ABOUT THIS EXERCISE: Copy out all lines in the material below that contain the string "icon".

DATA TO USE:

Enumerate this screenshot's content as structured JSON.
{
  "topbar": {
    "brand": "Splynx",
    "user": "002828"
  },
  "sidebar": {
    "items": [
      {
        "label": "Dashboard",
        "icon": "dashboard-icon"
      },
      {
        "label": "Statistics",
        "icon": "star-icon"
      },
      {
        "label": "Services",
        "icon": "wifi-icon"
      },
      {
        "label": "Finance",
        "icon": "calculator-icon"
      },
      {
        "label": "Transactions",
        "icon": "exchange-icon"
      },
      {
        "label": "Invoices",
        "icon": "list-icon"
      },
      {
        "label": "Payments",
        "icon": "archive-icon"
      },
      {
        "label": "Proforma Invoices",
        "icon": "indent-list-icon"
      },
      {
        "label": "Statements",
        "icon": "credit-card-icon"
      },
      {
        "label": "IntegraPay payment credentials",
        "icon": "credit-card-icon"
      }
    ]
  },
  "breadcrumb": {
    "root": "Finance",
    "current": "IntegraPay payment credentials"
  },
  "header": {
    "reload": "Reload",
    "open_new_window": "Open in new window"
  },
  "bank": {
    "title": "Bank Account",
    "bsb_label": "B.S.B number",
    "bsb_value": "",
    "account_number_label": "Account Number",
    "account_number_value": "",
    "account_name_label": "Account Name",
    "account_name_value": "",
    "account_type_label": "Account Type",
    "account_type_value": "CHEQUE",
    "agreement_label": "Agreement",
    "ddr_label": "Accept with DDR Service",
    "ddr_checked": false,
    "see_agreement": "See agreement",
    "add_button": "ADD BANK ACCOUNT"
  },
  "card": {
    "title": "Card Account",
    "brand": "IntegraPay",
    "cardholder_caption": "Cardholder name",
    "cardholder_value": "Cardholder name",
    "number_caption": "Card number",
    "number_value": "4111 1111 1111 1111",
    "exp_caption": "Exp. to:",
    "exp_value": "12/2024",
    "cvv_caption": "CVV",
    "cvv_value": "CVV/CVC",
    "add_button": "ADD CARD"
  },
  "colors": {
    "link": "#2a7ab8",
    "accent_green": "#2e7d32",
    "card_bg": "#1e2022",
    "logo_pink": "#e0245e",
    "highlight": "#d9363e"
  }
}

ANSWER TO THE EXERCISE:
        "icon": "dashboard-icon"
        "icon": "star-icon"
        "icon": "wifi-icon"
        "icon": "calculator-icon"
        "icon": "exchange-icon"
        "icon": "list-icon"
        "icon": "archive-icon"
        "icon": "indent-list-icon"
        "icon": "credit-card-icon"
        "icon": "credit-card-icon"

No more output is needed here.